P.S. To attempt to make the title relevant – I passed through a little town yesterday that claimed to have 360 days of sun a year. My British insides churned with jealousy.
December 1, 2011 § Leave a comment
Another gap, again mostly full of Buenos Aires. The capital isn’t going to figure this time around, though – partly because I want to have a proper think about it just before I head back to the UK in mid-December, but mostly because I’ve left it behind for the next couple of weeks.
I’m writing this from Córdoba, Argentina’s second city which lies some 9 hours northwest of Buenos Aires. Founded by the Jesuits in the 16th century, it has a beautiful colonial centre and some stunning churches. Apologies for the guidebook tone – in fact, as always happens, the Lonely Planet version of the city didn’t quite fit over reality. The colonial centre is gorgeous, yes, but much of the rest of the city is the standard Argentine grid of concrete towers.
This isn’t suprising or bad, of course, but the guidebook hyperbole distorted expectations. I have had a fantastic three days here, though, taking it very easy with some Mexican and Colombian friends from Buenos Aires. Our lethargic schedule of visits to Jesuit estancias in the countryside, long breakfasts in cafes and hours lying in parks was the perfect antidote to BA’s constant, nervous roar.
This time spent with good friends in fact made the guidebook version of Córdoba completely irrelevant. As far as I’m concerned, Córdoba is the following:
adopting a dog for the walk from the bus terminal to the hostel, laughing at an impenetrable ‘real estate business’ board game, talking to the ducks in the park, sneaking into a Mass in a church like an upside-down wooden ship. Not to mention drinking tereré (mate but with cold orange juice), running into a road block in the main square, enjoying an excellent example of a drunken DMC (deep and meaningful conversation) and pondering the many eccentricities of the Argentines.
In other, very naff words: it’s the people, not the place.
Soon after I finish writing this, I’ll be heading to the bus terminal for the overnight trip to Tucumán. Argentine independence was first declared there, and it’s the starting point for my whistle-stop tour of the Andean northwest. I am very, very excited at the prospect of mountains, ice, llamas, and many other Andean things I miss from my time in Peru. Among these are pecularities of Andean travel, such as rather surreal combination of luxury double-decker buses and winding grit roads.

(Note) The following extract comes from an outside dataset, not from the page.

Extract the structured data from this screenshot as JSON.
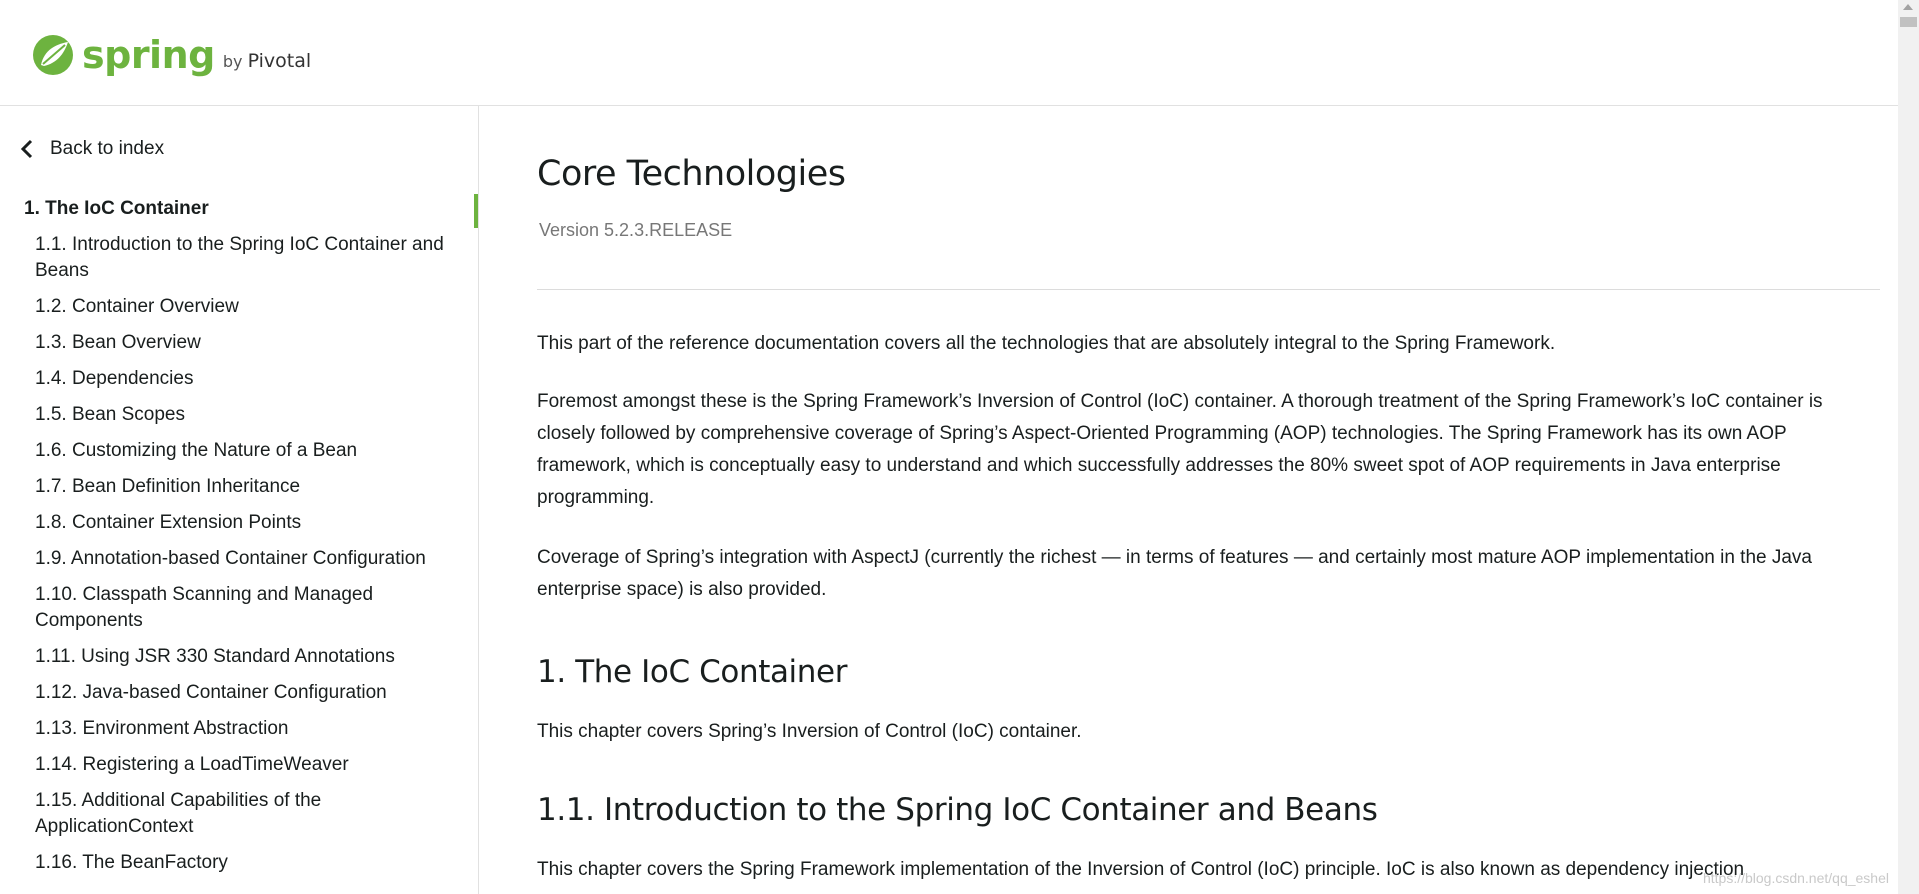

I’ll try to write an update every couple of days. Hasta pronto, then.